In a memo to employees sent Monday and obtained by Crosscut, Bashir outlined a new organizational chart, which eliminated multiple layers of middle management. The purpose of the changes, he wrote, was largely to push the department toward a speedier decision-making flow and to foster quicker innovation. He told staff some people were being let go, but not who or how many.
A spokesperson for Seattle IT confirmed that 14 positions were eliminated and said new positions would soon be created. It’s unclear if the number of new jobs will equal those cut, but those being let go may apply for the positions.
In a statement to Crosscut, Bashir said: “Like all technology, the Seattle IT department is evolving. The changes that are occurring within Seattle IT are designed to position Seattle IT into a best-in-class service delivery team. All changes reflect the feedback of IT colleagues and our client departments to pivot the department into an agile, outcome-driven, and client-centric organization. More than ever, the City of Seattle is looking towards technology to drive operational improvements and to deliver services for the residents of Seattle and we will make it our mission to be there as a true partner.”
The Department of Information Technology is still in its adolescence, created by former Mayor Ed Murray in 2015. Its purpose was to consolidate the city’s disparate technology systems and personnel into a centralized location. As a result, hundreds of employees were moved from their respective departments, such as Seattle City Light or the Seattle Fire Department, into new offices, working under the city’s CTO.
Although it's one of the city’s lesser known departments, Seattle IT has the sixth largest budget among the city’s 40 departments and agencies — eclipsing even the Seattle Fire Department. Its 680 full-time equivalent employees touch nearly every aspect of city functions, handling technologies from traffic monitoring to body cameras.
The purpose of the consolidation was to streamline processes and bring the city’s various departments onto the same servers and platforms.
But employees and customers alike complained early on that the consolidation created new red tape and stripped departments of the on-hand expertise they needed. The Seattle Police Department, in particular, has sought to reclaim some level of technological independence.
Mayor Jenny Durkan nominated Bashir in January, more than a year after the department’s first and only permanent director, Michael Mattmiller, returned to the private sector. Bashir previously worked in Ottawa, Canada, as the city’s chief information officer. Prior to that he worked for Calgary’s economic development agency.
At his introduction in City Hall, Bashir acknowledged some of the challenges facing the department and broadcast that he would be making changes, saying the department needs to be “extremely nimble” in how it operates. “Sometimes, over time, people and processes can get in the way,” he said.
“You can expect that as the new CTO I’m going to question and simplify every internal IT process, policy, structure that we have in place just for the simple reason to make sure we are not standing in the way of business,” he added.
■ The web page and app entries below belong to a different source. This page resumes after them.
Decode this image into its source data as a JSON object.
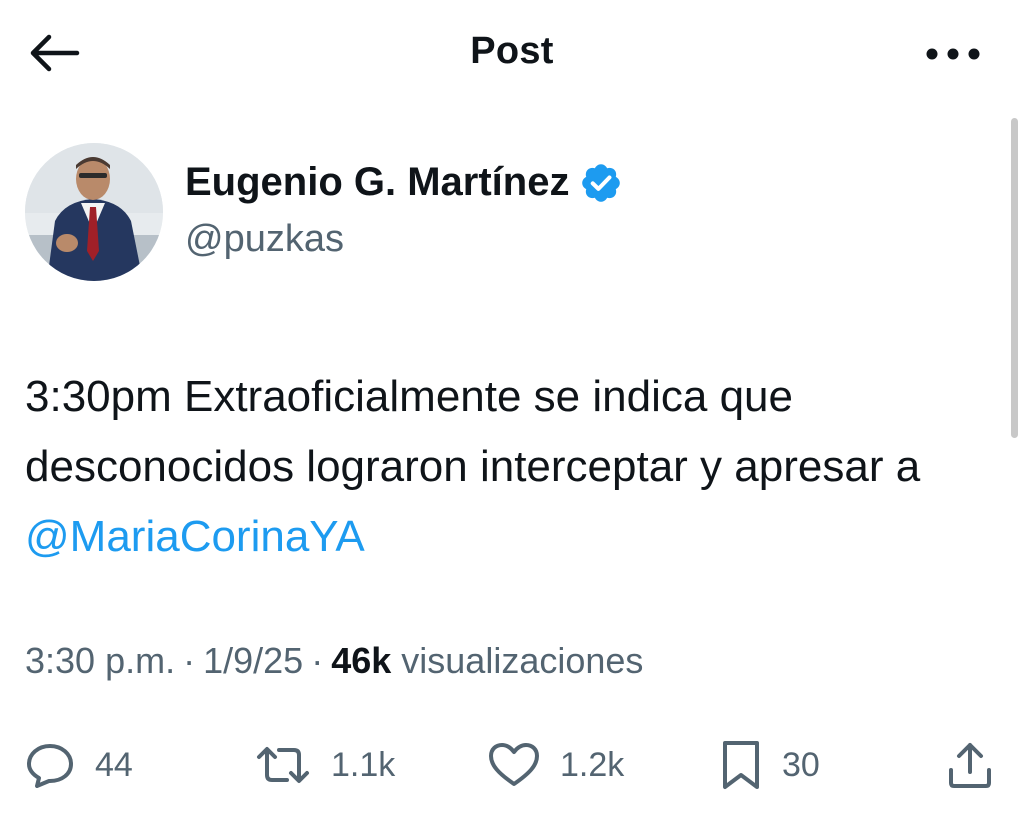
{
  "header": {
    "title": "Post",
    "back_icon": "arrow-left-icon",
    "more_icon": "more-horizontal-icon"
  },
  "author": {
    "name": "Eugenio G. Martínez",
    "handle": "@puzkas",
    "verified_icon": "verified-badge-icon",
    "verified_color": "#1d9bf0"
  },
  "tweet": {
    "text_prefix": "3:30pm Extraoficialmente se indica que desconocidos lograron interceptar y apresar a ",
    "mention": "@MariaCorinaYA",
    "mention_color": "#1d9bf0"
  },
  "meta": {
    "time": "3:30 p.m.",
    "separator": "·",
    "date": "1/9/25",
    "views_count": "46k",
    "views_label": "visualizaciones"
  },
  "actions": {
    "replies": "44",
    "reposts": "1.1k",
    "likes": "1.2k",
    "bookmarks": "30"
  },
  "colors": {
    "text_primary": "#0f1419",
    "text_secondary": "#536471",
    "accent": "#1d9bf0"
  }
}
For Durkan, technology infrastructure has also been a source of frustration. When introducing Bashir, she specifically called out the city’s new utility meters, which came in over budget, and the rollout of a new permitting system, which did not go smoothly.
“We are revamping — almost department by department — how we interface with the public,” she said.
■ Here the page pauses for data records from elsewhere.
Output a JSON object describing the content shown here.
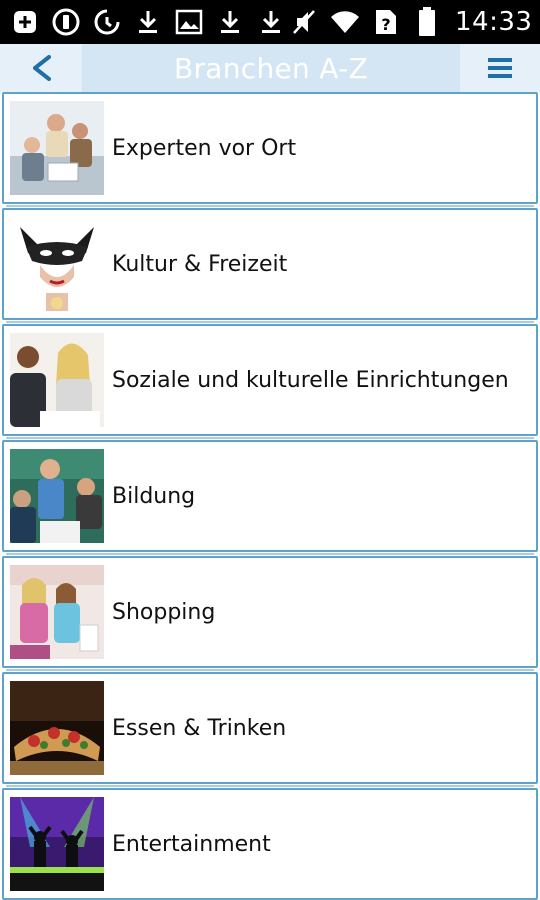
{
  "status_bar": {
    "time": "14:33",
    "icons": [
      "plus-box-icon",
      "alert-circle-icon",
      "sync-icon",
      "download-icon",
      "image-icon",
      "download-icon",
      "download-icon",
      "mute-icon",
      "wifi-icon",
      "no-sim-icon",
      "battery-icon"
    ]
  },
  "app_bar": {
    "back_label": "<",
    "title": "Branchen A-Z",
    "menu_icon": "hamburger-menu-icon"
  },
  "colors": {
    "accent": "#1e6fa6",
    "border": "#5fa3cc",
    "title_bg": "#d4e5f3",
    "app_bar_bg": "#e6f0f8"
  },
  "categories": [
    {
      "label": "Experten vor Ort",
      "icon": "business-meeting-thumbnail"
    },
    {
      "label": "Kultur & Freizeit",
      "icon": "masquerade-mask-thumbnail"
    },
    {
      "label": "Soziale und kulturelle Einrichtungen",
      "icon": "consultation-thumbnail"
    },
    {
      "label": "Bildung",
      "icon": "classroom-thumbnail"
    },
    {
      "label": "Shopping",
      "icon": "shopping-women-thumbnail"
    },
    {
      "label": "Essen & Trinken",
      "icon": "pizza-thumbnail"
    },
    {
      "label": "Entertainment",
      "icon": "concert-crowd-thumbnail"
    }
  ]
}
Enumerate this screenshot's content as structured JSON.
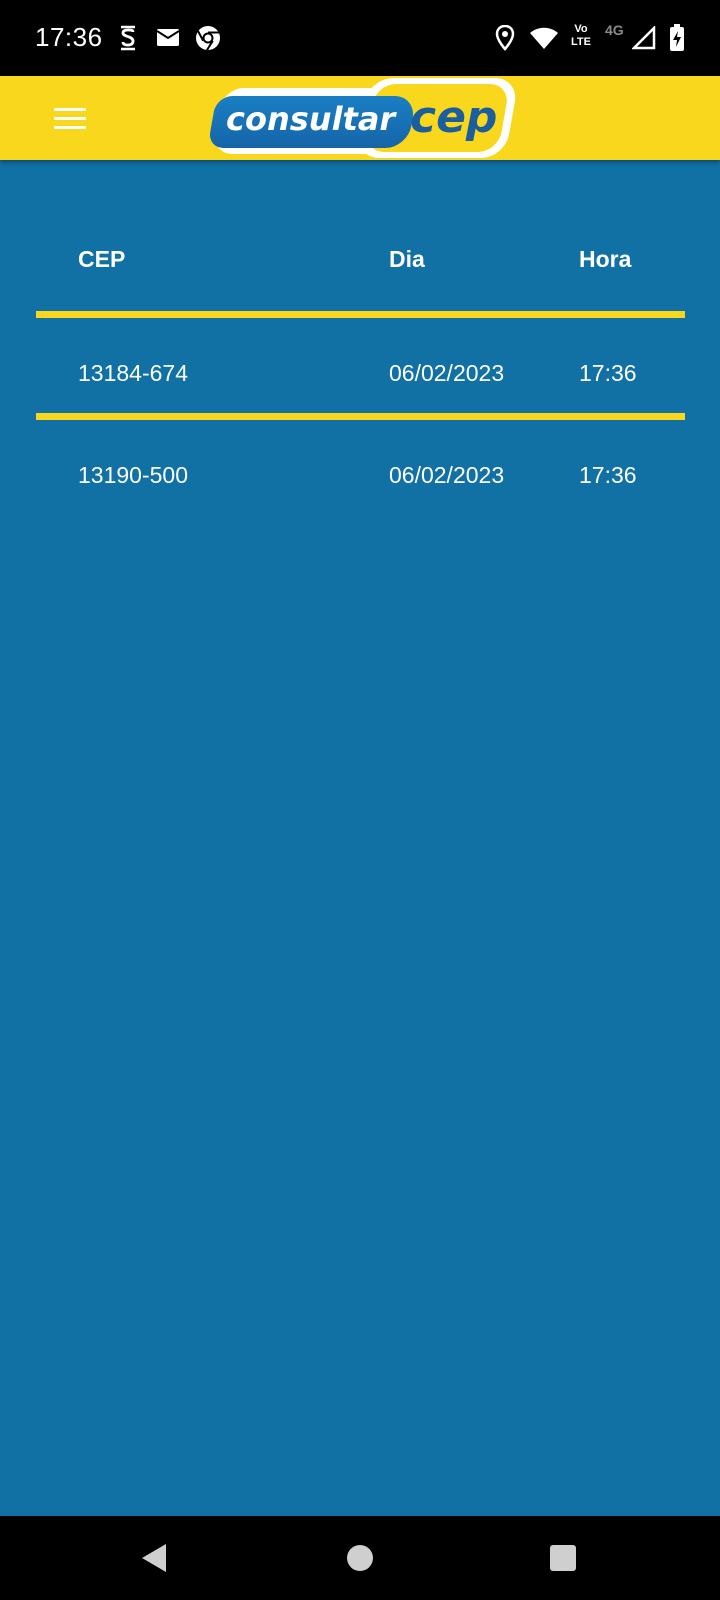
{
  "status_bar": {
    "time": "17:36",
    "notification_icons": [
      "s-app-icon",
      "mail-icon",
      "chrome-icon"
    ],
    "system_icons": [
      "location-icon",
      "wifi-icon",
      "volte-icon",
      "signal-icon",
      "battery-charging-icon"
    ],
    "volte_label_top": "Vo",
    "volte_label_bottom": "LTE",
    "network_type": "4G"
  },
  "app_bar": {
    "logo_text_left": "consultar",
    "logo_text_right": "cep",
    "colors": {
      "bar": "#F9D71C",
      "logo_blue": "#1565A8"
    }
  },
  "table": {
    "headers": {
      "cep": "CEP",
      "dia": "Dia",
      "hora": "Hora"
    },
    "rows": [
      {
        "cep": "13184-674",
        "dia": "06/02/2023",
        "hora": "17:36"
      },
      {
        "cep": "13190-500",
        "dia": "06/02/2023",
        "hora": "17:36"
      }
    ],
    "colors": {
      "background": "#1170A4",
      "divider": "#F9D71C",
      "text": "#FFFFFF"
    }
  },
  "nav_bar": {
    "buttons": [
      "back-icon",
      "home-icon",
      "recent-apps-icon"
    ]
  }
}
When asked about the consolidation effort, Durkan previously told Crosscut, “It’s one thing I want to look at with him. When does it make sense to have some resident computer or tech people within a department so they’re immediately responsive to the unique needs that department may have?"